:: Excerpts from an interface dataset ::
--------------------
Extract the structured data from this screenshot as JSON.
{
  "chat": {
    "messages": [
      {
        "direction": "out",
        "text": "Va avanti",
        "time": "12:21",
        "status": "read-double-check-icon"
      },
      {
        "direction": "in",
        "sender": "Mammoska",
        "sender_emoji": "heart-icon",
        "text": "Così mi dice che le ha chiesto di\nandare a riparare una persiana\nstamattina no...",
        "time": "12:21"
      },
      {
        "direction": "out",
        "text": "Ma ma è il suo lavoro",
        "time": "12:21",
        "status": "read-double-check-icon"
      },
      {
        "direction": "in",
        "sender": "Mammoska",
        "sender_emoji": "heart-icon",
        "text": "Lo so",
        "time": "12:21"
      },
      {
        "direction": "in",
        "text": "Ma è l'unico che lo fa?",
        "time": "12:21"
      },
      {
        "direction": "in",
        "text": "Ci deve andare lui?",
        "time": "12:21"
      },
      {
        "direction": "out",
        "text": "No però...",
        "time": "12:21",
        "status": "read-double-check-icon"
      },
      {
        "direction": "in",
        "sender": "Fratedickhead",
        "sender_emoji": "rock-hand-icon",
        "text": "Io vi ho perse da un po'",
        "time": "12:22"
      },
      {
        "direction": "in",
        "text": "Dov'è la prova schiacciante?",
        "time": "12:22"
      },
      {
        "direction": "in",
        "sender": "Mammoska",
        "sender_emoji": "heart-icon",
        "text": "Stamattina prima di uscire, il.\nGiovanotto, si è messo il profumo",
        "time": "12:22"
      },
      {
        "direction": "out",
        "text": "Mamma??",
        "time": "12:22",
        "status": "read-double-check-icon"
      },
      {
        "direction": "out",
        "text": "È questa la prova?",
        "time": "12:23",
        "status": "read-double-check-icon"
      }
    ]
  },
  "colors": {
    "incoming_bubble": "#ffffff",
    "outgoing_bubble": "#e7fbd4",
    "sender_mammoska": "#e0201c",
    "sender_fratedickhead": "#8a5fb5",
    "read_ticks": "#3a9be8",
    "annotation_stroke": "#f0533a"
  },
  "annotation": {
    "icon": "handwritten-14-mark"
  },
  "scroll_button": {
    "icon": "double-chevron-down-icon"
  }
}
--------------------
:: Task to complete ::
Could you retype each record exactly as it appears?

:: Written answer ::
Extract the structured data from this screenshot as JSON.
{
  "chat": {
    "messages": [
      {
        "direction": "out",
        "text": "Va avanti",
        "time": "12:21",
        "status": "read-double-check-icon"
      },
      {
        "direction": "in",
        "sender": "Mammoska",
        "sender_emoji": "heart-icon",
        "text": "Così mi dice che le ha chiesto di\nandare a riparare una persiana\nstamattina no...",
        "time": "12:21"
      },
      {
        "direction": "out",
        "text": "Ma ma è il suo lavoro",
        "time": "12:21",
        "status": "read-double-check-icon"
      },
      {
        "direction": "in",
        "sender": "Mammoska",
        "sender_emoji": "heart-icon",
        "text": "Lo so",
        "time": "12:21"
      },
      {
        "direction": "in",
        "text": "Ma è l'unico che lo fa?",
        "time": "12:21"
      },
      {
        "direction": "in",
        "text": "Ci deve andare lui?",
        "time": "12:21"
      },
      {
        "direction": "out",
        "text": "No però...",
        "time": "12:21",
        "status": "read-double-check-icon"
      },
      {
        "direction": "in",
        "sender": "Fratedickhead",
        "sender_emoji": "rock-hand-icon",
        "text": "Io vi ho perse da un po'",
        "time": "12:22"
      },
      {
        "direction": "in",
        "text": "Dov'è la prova schiacciante?",
        "time": "12:22"
      },
      {
        "direction": "in",
        "sender": "Mammoska",
        "sender_emoji": "heart-icon",
        "text": "Stamattina prima di uscire, il.\nGiovanotto, si è messo il profumo",
        "time": "12:22"
      },
      {
        "direction": "out",
        "text": "Mamma??",
        "time": "12:22",
        "status": "read-double-check-icon"
      },
      {
        "direction": "out",
        "text": "È questa la prova?",
        "time": "12:23",
        "status": "read-double-check-icon"
      }
    ]
  },
  "colors": {
    "incoming_bubble": "#ffffff",
    "outgoing_bubble": "#e7fbd4",
    "sender_mammoska": "#e0201c",
    "sender_fratedickhead": "#8a5fb5",
    "read_ticks": "#3a9be8",
    "annotation_stroke": "#f0533a"
  },
  "annotation": {
    "icon": "handwritten-14-mark"
  },
  "scroll_button": {
    "icon": "double-chevron-down-icon"
  }
}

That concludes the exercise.